Under an exclusive licensing agreement signed with KPS, Hitec-Vision has responsibility for selling the recovery plants. It has a fabrication facility suitable for constructing the equipment, and will also provide an engineering and installation service. KPS will supply the process and main equipment design, enabling it to continue developing the technology.
HitecVision Marine has developed a system for the return of VOC gases from a shuttle tanker to a floating production, storage, and offloading (FPSO) vessel. The system is installed on the Loch Rannoch shuttle tanker, which is exporting oil from BP's Schiehallion FPSO in the UK sector.
In parallel with the absorption project, Statoil has also been working on technology to capture VOCs and use them as ship's fuel. This technology requires a VOC fuel plant, the main contractor for which is Hamworthy KSE, and modification of the ship's engine for dual fuel use, for which MAN B&W Diesel is responsible.
Successful trials have been performed by Statoil and MAN on a prototype engine in Copenhagen, and the development has won several prizes. Demonstration of the technology is still ongoing through operation of a pilot plant, which was installed on the Navion Viking shuttle tanker in summer 1999.
Tests so far have indicated that further engine modifications are required, Holla says. One of the attractions of this technology is that it offers savings on fuel costs.

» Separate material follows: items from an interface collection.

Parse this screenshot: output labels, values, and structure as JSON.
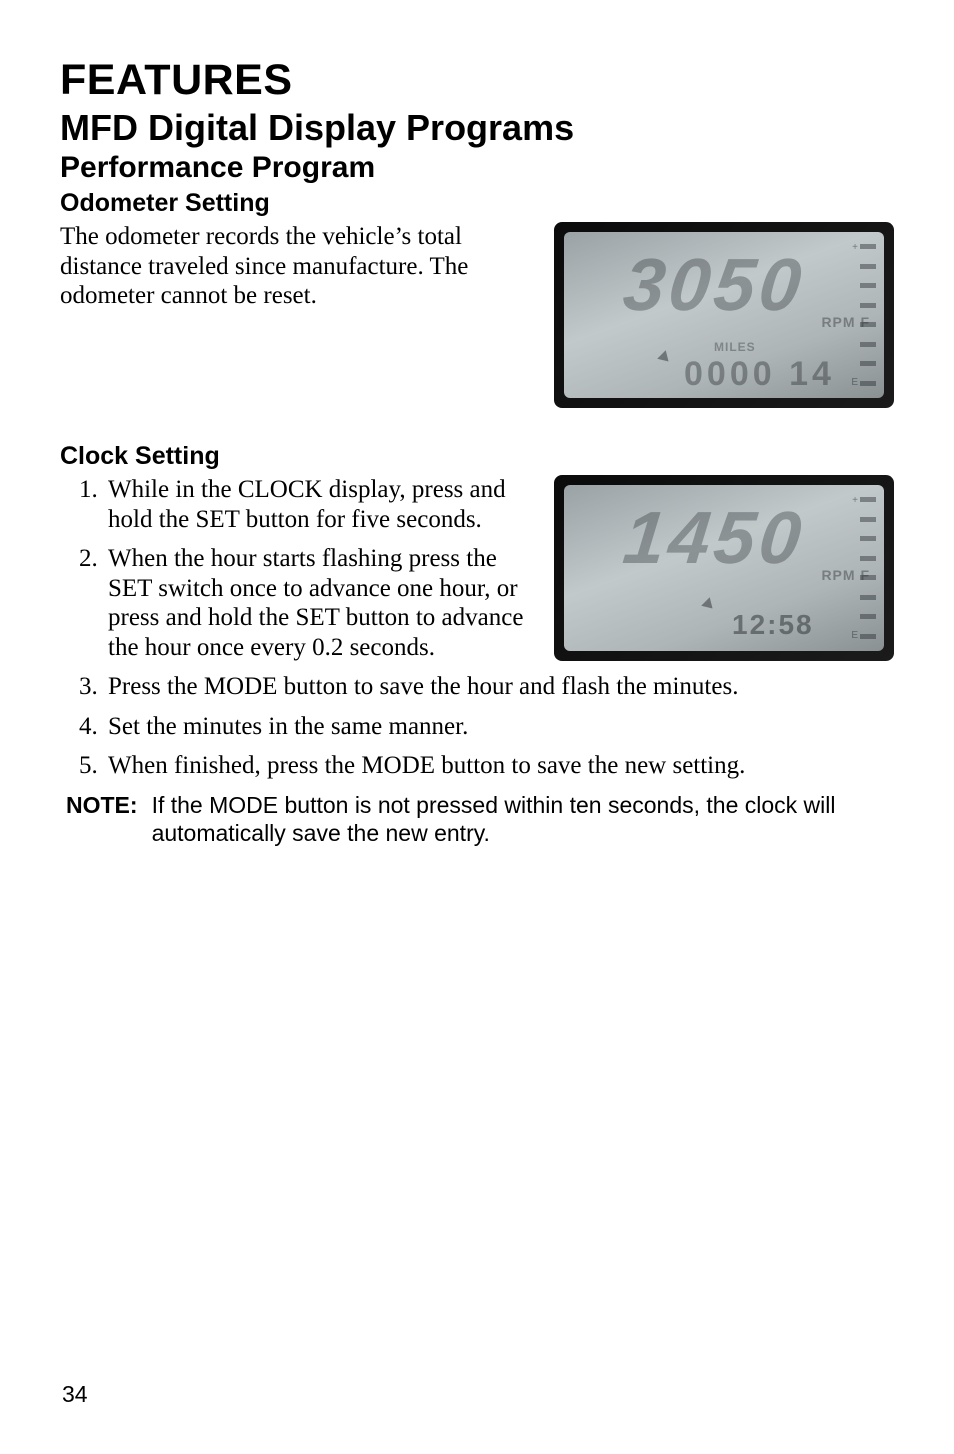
{
  "headings": {
    "features": "FEATURES",
    "mfd": "MFD Digital Display Programs",
    "perf": "Performance Program",
    "odometer": "Odometer Setting",
    "clock": "Clock Setting"
  },
  "odometer_para": "The odometer records the vehicle’s total distance traveled since manufacture.  The odometer cannot be reset.",
  "clock_steps": [
    "While in the CLOCK display, press and hold the SET button for five seconds.",
    "When the hour starts flashing press the SET switch once to advance one hour, or press and hold the SET button to advance the hour once every 0.2 seconds.",
    "Press the MODE button to save the hour and flash the minutes.",
    "Set the minutes in the same manner.",
    "When finished, press the MODE button to save the new setting."
  ],
  "note": {
    "label": "NOTE:",
    "body": "If the MODE button is not pressed within ten seconds, the clock will automatically save the new entry."
  },
  "page_number": "34",
  "lcd_odometer": {
    "big": "3050",
    "rpm": "RPM F",
    "miles": "MILES",
    "small": "0000 14",
    "fuel_top": "+",
    "fuel_bottom": "E",
    "fuel_full_label": "F"
  },
  "lcd_clock": {
    "big": "1450",
    "rpm": "RPM F",
    "time": "12:58",
    "fuel_top": "+",
    "fuel_bottom": "E",
    "fuel_full_label": "F"
  }
}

Sufficient VOCs could potentially be recovered to fuel a tanker's journey to the Mongstad refinery on Norway's west coast or to Rotterdam.